California Association of Private Postsecondary Schools

Don't buy myth of student loan 'crisis'

10/02/2012

Columbia Daily Tribune - September 30, 2012

Some myths are harmless. The myth of President Barack Obama's Kenyan birthplace is annoying but harmless.

Some myths are not harmless. The student debt "crisis," sometimes known as the "bubble" or "bomb," is a myth that is inflammatory, misdirected and mischievous.

You might have seen dramatic stories in the media about students who borrow $200,000 and wonder how they are going to repay their loans. Fact: One-half of 1 percent of all students borrow that much, according to the College Board. Much less newsworthy are the 43 percent who borrow between $1,000 and $10,000 or the 30 percent who borrow between $10,000 and $25,000. Truly boring are the 33 percent of all college students who graduate with absolutely no debt. The average student debt at graduation is $20,000.

But what about the accumulated student debt — the "bubble," the "bomb" that threatens the American economy like mortgage defaults do? Currently outstanding student loans total $876 billion — a lot, to be sure. There is $22 trillion owed on mortgages, with $8 trillion lost in defaults since 2008. If all students defaulted on their loans, the impact on the economy would be only one-tenth that of mortgage defaults. (One student in six is currently in default.) The student loan bubble is simply alarmist hyperbole.

Are there real problems with student financial aid? Of course, just not the ones the media want you to believe. Student aid pays for tuition, which has gone up dramatically in inflation-adjusted dollars in the past 30 years: 181 percent for private not-for-profit institutions and 268 percent for public four-year schools. Public tuition has gone up so much because state and local support has gone down so much. In 1965, public funding covered more than 50 percent of costs; now it covers barely 30 percent. Public institutions have had to raise tuition to the point where private college tuition is a relative bargain. An out-of-state student pays $22,440 tuition to attend the University of Missouri; she pays $17,950 at Columbia College.

Why is higher education more expensive than in the past? Increased student aid is a factor. So is new technology for instruction and research, necessary if the United States is to remain the world leader. So are all the staff positions that have been added at colleges and universities in all sectors because of increased regulatory burdens and unfunded mandates from governments at all levels.

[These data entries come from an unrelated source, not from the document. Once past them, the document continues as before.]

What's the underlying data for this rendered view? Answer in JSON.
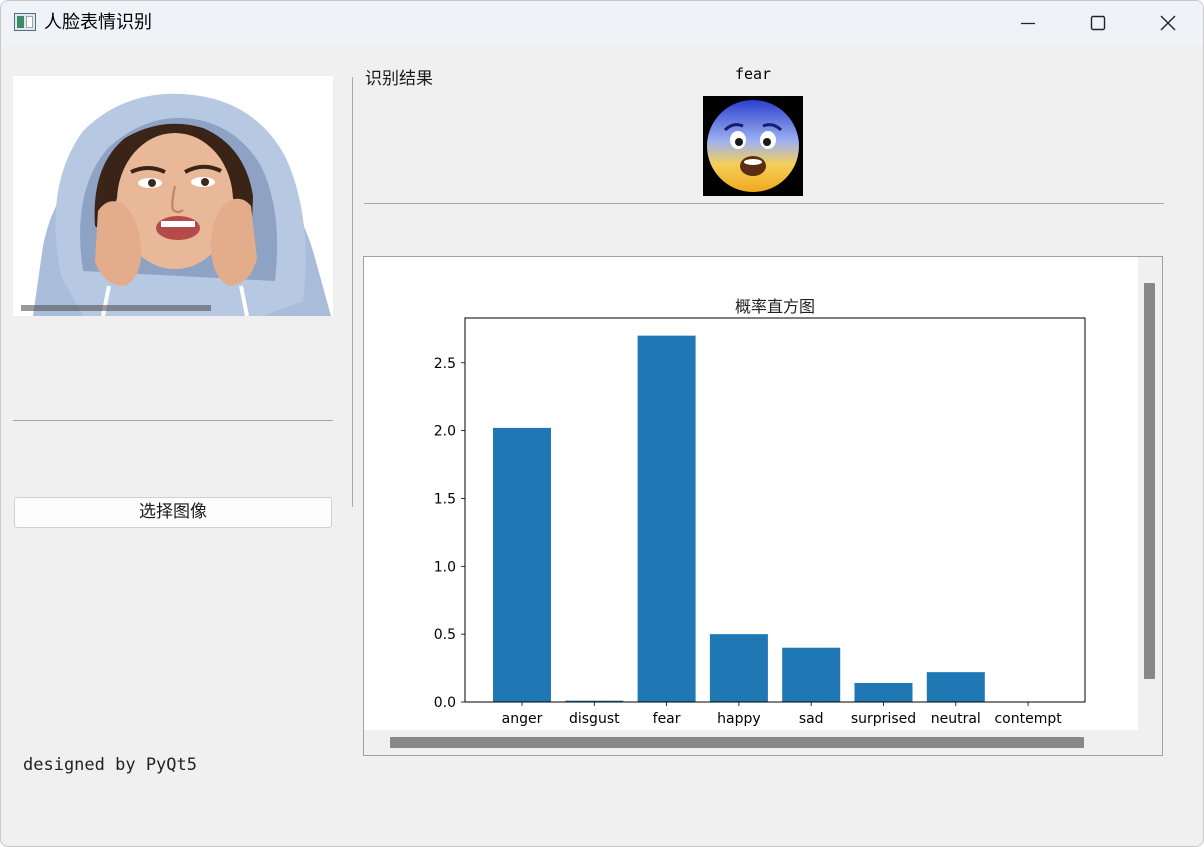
{
  "window": {
    "title": "人脸表情识别",
    "minimize_icon": "minimize-icon",
    "maximize_icon": "maximize-icon",
    "close_icon": "close-icon"
  },
  "left_panel": {
    "select_button_label": "选择图像",
    "footer_text": "designed by PyQt5"
  },
  "result": {
    "section_label": "识别结果",
    "emotion": "fear",
    "emoji_icon": "fearful-face-icon"
  },
  "chart_data": {
    "type": "bar",
    "title": "概率直方图",
    "categories": [
      "anger",
      "disgust",
      "fear",
      "happy",
      "sad",
      "surprised",
      "neutral",
      "contempt"
    ],
    "values": [
      2.02,
      0.01,
      2.7,
      0.5,
      0.4,
      0.14,
      0.22,
      0.0
    ],
    "yticks": [
      "0.0",
      "0.5",
      "1.0",
      "1.5",
      "2.0",
      "2.5"
    ],
    "ylim": [
      0,
      2.83
    ],
    "bar_color": "#1f77b4",
    "grid": false,
    "xlabel": "",
    "ylabel": ""
  }
}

And there is one sector of higher education whose students bear a disproportionate debt burden: for-profit schools. Half of all student loan defaults are by students who attend for-profits. They leave school with, on average, 50 percent more debt than a private college student and 80 percent more debt than a public college student. Furthermore, for-profit college students graduate at about half the rate of students at public institutions and about 40 percent of the rate of students at private schools. Too many dropouts from for-profit institutions have the worst of worlds: big debt and no degree.

When I went to school in the 1960s at a nearby private college, my parents took out a personal loan to pay for part of my tuition. It was unthinkable for me to borrow enough money to allow me to live in a fancy off-campus apartment, buy a nice car and take exotic spring breaks. Times have changed, and today student loans pay for many things, some of which have little to do with getting a good college education.

Maybe the student loan crisis is not economic. Maybe it's cultural.